Abby was a breech birth but in the thirty-one years since then most everything has been pretty smooth. Sweet kid, not a lot of trouble. None of them were. Jack and Stevie set a good example, and she followed. Top grades, all the way through. Got on well with others but took her share of meanness here and there, so she stayed thoughtful and kind. There were a few curfew or partying things and some boys before she was ready, and there was one time on a school trip to Chicago that she and some other kids got caught smoking crack cocaine, but that was so weird it almost proved the rule.
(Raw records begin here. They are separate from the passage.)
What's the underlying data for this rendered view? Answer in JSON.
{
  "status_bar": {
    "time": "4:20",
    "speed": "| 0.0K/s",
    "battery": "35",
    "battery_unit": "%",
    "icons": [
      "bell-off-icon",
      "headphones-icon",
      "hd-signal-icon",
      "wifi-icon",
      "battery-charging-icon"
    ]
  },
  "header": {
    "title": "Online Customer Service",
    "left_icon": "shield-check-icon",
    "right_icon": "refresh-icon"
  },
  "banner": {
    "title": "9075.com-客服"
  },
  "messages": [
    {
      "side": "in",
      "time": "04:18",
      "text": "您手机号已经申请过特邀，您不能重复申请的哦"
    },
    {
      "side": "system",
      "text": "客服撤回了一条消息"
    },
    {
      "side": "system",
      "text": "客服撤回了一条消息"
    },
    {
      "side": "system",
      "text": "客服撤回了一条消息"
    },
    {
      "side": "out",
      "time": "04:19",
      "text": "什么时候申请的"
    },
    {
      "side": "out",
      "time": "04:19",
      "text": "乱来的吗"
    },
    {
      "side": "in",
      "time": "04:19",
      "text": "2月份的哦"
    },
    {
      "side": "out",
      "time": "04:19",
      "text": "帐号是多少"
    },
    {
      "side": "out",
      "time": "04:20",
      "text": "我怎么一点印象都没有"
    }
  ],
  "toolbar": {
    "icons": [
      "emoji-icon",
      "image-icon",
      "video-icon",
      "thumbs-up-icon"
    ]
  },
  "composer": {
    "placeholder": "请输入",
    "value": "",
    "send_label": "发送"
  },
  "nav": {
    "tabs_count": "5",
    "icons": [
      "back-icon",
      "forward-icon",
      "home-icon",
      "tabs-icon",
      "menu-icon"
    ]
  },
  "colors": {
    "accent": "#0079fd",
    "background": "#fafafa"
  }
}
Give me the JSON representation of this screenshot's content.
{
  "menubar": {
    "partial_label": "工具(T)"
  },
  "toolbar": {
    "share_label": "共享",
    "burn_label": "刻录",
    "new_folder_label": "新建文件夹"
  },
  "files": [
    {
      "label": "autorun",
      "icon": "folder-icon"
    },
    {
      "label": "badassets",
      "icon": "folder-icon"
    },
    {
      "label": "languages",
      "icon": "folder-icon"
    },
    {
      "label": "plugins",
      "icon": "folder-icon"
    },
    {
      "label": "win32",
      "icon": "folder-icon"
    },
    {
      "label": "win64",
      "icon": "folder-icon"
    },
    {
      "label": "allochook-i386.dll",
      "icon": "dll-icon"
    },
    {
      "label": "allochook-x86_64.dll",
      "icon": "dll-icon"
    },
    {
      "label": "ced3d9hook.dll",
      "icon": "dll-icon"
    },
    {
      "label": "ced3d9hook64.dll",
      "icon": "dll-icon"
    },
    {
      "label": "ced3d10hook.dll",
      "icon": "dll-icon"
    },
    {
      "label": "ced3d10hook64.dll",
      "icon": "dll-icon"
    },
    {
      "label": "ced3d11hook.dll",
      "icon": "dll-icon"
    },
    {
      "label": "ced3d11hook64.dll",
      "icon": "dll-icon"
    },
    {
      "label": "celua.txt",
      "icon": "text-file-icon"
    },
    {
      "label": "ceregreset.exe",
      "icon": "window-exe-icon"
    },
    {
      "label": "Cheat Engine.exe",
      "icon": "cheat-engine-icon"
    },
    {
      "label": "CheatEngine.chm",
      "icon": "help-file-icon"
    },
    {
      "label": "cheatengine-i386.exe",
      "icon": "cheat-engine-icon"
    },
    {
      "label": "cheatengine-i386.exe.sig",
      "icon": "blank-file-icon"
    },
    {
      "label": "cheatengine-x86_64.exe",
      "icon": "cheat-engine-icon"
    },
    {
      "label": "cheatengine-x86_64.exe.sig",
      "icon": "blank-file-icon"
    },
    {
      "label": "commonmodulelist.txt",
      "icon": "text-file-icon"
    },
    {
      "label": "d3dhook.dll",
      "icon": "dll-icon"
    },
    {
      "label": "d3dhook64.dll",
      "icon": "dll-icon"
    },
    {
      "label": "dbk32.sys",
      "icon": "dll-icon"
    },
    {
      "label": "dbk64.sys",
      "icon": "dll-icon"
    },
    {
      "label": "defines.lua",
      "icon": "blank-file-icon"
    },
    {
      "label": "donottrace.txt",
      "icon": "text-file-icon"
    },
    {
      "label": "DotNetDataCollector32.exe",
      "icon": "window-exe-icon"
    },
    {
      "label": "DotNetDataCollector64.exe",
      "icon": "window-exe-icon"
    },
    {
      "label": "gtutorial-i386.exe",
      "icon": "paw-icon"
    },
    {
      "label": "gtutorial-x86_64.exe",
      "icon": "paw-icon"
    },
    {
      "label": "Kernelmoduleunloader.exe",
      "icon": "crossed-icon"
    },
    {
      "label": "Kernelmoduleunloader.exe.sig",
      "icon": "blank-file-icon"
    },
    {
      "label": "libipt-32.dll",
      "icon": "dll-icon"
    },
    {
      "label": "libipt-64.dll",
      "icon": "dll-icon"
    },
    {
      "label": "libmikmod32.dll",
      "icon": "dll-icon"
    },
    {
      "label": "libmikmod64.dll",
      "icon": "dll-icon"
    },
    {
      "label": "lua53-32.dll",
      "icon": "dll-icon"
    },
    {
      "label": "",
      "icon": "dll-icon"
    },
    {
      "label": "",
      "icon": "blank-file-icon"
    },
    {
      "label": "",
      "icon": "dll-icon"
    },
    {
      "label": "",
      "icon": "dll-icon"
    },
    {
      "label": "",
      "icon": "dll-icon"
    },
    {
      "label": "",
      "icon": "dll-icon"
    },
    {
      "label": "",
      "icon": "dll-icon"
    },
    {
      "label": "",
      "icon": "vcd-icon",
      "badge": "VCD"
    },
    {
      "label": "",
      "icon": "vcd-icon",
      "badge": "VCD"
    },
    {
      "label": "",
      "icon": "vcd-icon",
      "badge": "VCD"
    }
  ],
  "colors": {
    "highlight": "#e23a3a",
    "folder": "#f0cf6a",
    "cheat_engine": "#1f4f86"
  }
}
No big hiccups, master’s in ecology, good state job that lets her do half time but keep benefits while Rose is little.

Illustration by Katherine Streeter

Estimated portion of French citizens with radical-Islamist beliefs who grew up in Muslim families:

1/5

Human hands are more primitive than chimp hands.

Trump declared flashlights obsolete as he handed them out to Puerto Ricans, 90 percent of whom had no electricity in their homes; and tweeted that he wouldn’t keep providing federal hurricane relief “forever” to Puerto Rico, a US territory that the secretary of energy referred to as a “country.”

Subscribe to the Weekly Review newsletter. Don’t worry, we won’t sell your email address!

HARPER’S FINEST

Report — From the June 2013 issue

How to Make Your Own AR-15

= Subscribers only.
Sign in here.
Subscribe here.

By

"Gun owners have long been the hypochondriacs of American politics. Over the past twenty years, the gun-rights movement has won just about every battle it has fought; states have passed at least a hundred laws loosening gun restrictions since President Obama took office. Yet the National Rifle Association has continued to insist that government confiscation of privately owned firearms is nigh. The NRA’s alarmism helped maintain an active membership, but the strategy was risky: sooner or later, gun guys might have realized that they’d been had. Then came the shootings at a movie theater in Aurora, Colorado, and at Sandy Hook Elementary School in Newtown, Connecticut, followed swiftly by the nightmare the NRA had been promising for decades: a dedicated push at every level of government for new gun laws. The gun-rights movement was now that most insufferable of species: a hypochondriac taken suddenly, seriously ill."

Subscribe Today